*** Opening of Data for this exercise ***
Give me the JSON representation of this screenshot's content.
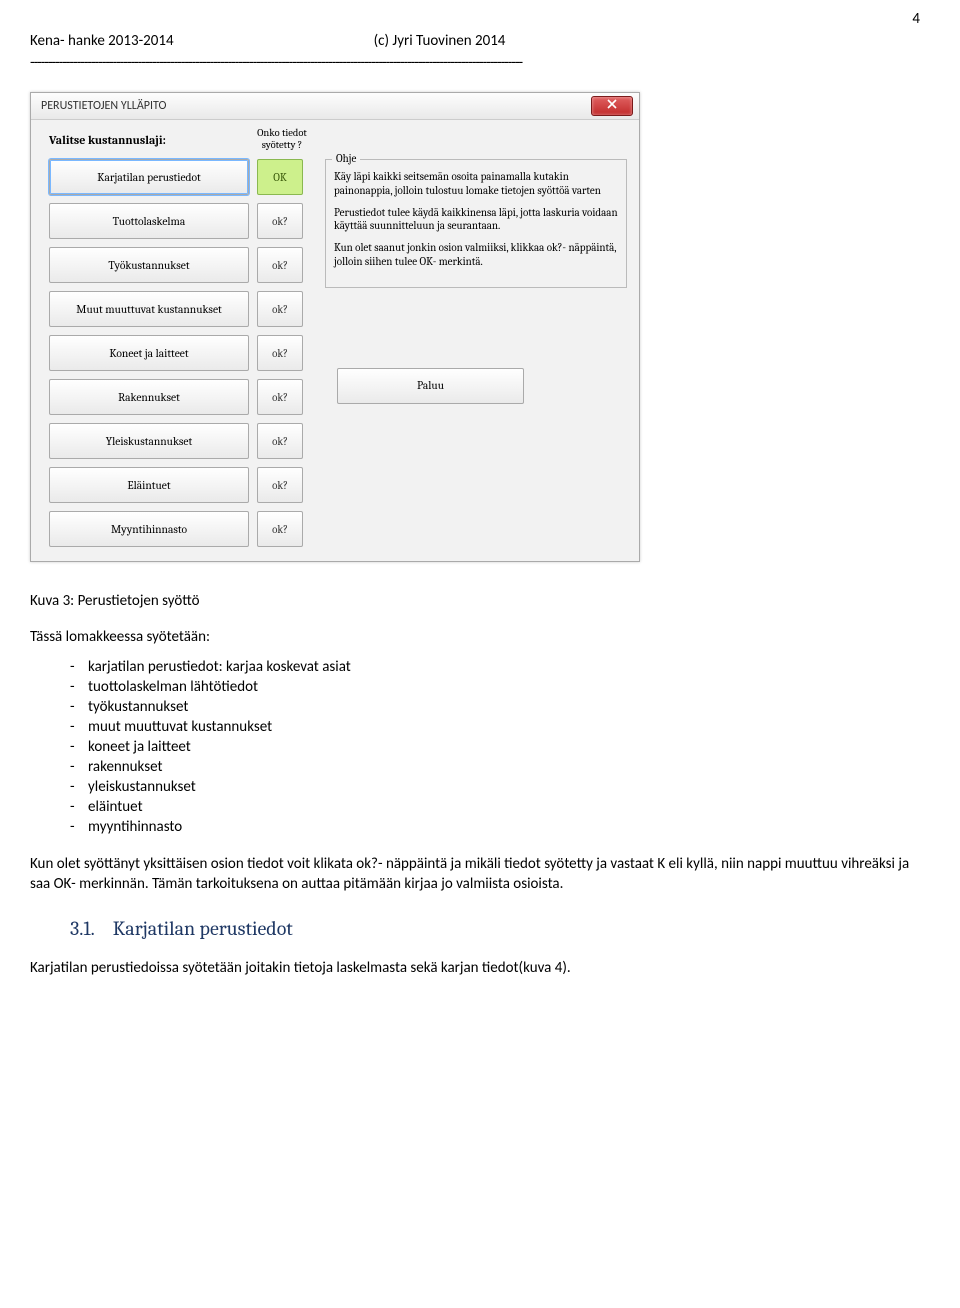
{
  "page": {
    "number": "4",
    "header_left": "Kena- hanke 2013-2014",
    "header_right": "(c) Jyri Tuovinen 2014",
    "separator": "-----------------------------------------------------------------------------------------------------------------------------------------"
  },
  "window": {
    "title": "PERUSTIETOJEN YLLÄPITO",
    "section_label": "Valitse kustannuslaji:",
    "col2_header": "Onko tiedot syötetty ?",
    "categories": [
      {
        "label": "Karjatilan perustiedot",
        "status": "OK",
        "ok": true,
        "selected": true
      },
      {
        "label": "Tuottolaskelma",
        "status": "ok?",
        "ok": false
      },
      {
        "label": "Työkustannukset",
        "status": "ok?",
        "ok": false
      },
      {
        "label": "Muut muuttuvat kustannukset",
        "status": "ok?",
        "ok": false
      },
      {
        "label": "Koneet ja laitteet",
        "status": "ok?",
        "ok": false
      },
      {
        "label": "Rakennukset",
        "status": "ok?",
        "ok": false
      },
      {
        "label": "Yleiskustannukset",
        "status": "ok?",
        "ok": false
      },
      {
        "label": "Eläintuet",
        "status": "ok?",
        "ok": false
      },
      {
        "label": "Myyntihinnasto",
        "status": "ok?",
        "ok": false
      }
    ],
    "ohje": {
      "legend": "Ohje",
      "p1": "Käy läpi kaikki seitsemän osoita painamalla kutakin painonappia, jolloin tulostuu lomake tietojen syöttöä varten",
      "p2": "Perustiedot tulee käydä kaikkinensa läpi, jotta laskuria voidaan käyttää suunnitteluun ja seurantaan.",
      "p3": "Kun olet saanut jonkin osion valmiiksi, klikkaa ok?- näppäintä, jolloin siihen tulee OK- merkintä."
    },
    "paluu_label": "Paluu"
  },
  "body": {
    "caption": "Kuva 3: Perustietojen syöttö",
    "subhead": "Tässä lomakkeessa syötetään:",
    "list": [
      "karjatilan perustiedot: karjaa koskevat asiat",
      "tuottolaskelman lähtötiedot",
      "työkustannukset",
      "muut muuttuvat kustannukset",
      "koneet ja laitteet",
      "rakennukset",
      "yleiskustannukset",
      "eläintuet",
      "myyntihinnasto"
    ],
    "para": "Kun olet syöttänyt yksittäisen osion tiedot voit klikata ok?- näppäintä ja mikäli tiedot syötetty ja vastaat K eli kyllä, niin nappi muuttuu vihreäksi ja saa OK- merkinnän. Tämän tarkoituksena on auttaa pitämään kirjaa jo valmiista osioista.",
    "heading_num": "3.1.",
    "heading_text": "Karjatilan perustiedot",
    "para2": "Karjatilan perustiedoissa syötetään joitakin tietoja laskelmasta sekä karjan tiedot(kuva 4)."
  }
}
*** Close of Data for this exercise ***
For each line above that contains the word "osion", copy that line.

      "p3": "Kun olet saanut jonkin osion valmiiksi, klikkaa ok?- näppäintä, jolloin siihen tulee OK- merkintä."
    "para": "Kun olet syöttänyt yksittäisen osion tiedot voit klikata ok?- näppäintä ja mikäli tiedot syötetty ja vastaat K eli kyllä, niin nappi muuttuu vihreäksi ja saa OK- merkinnän. Tämän tarkoituksena on auttaa pitämään kirjaa jo valmiista osioista.",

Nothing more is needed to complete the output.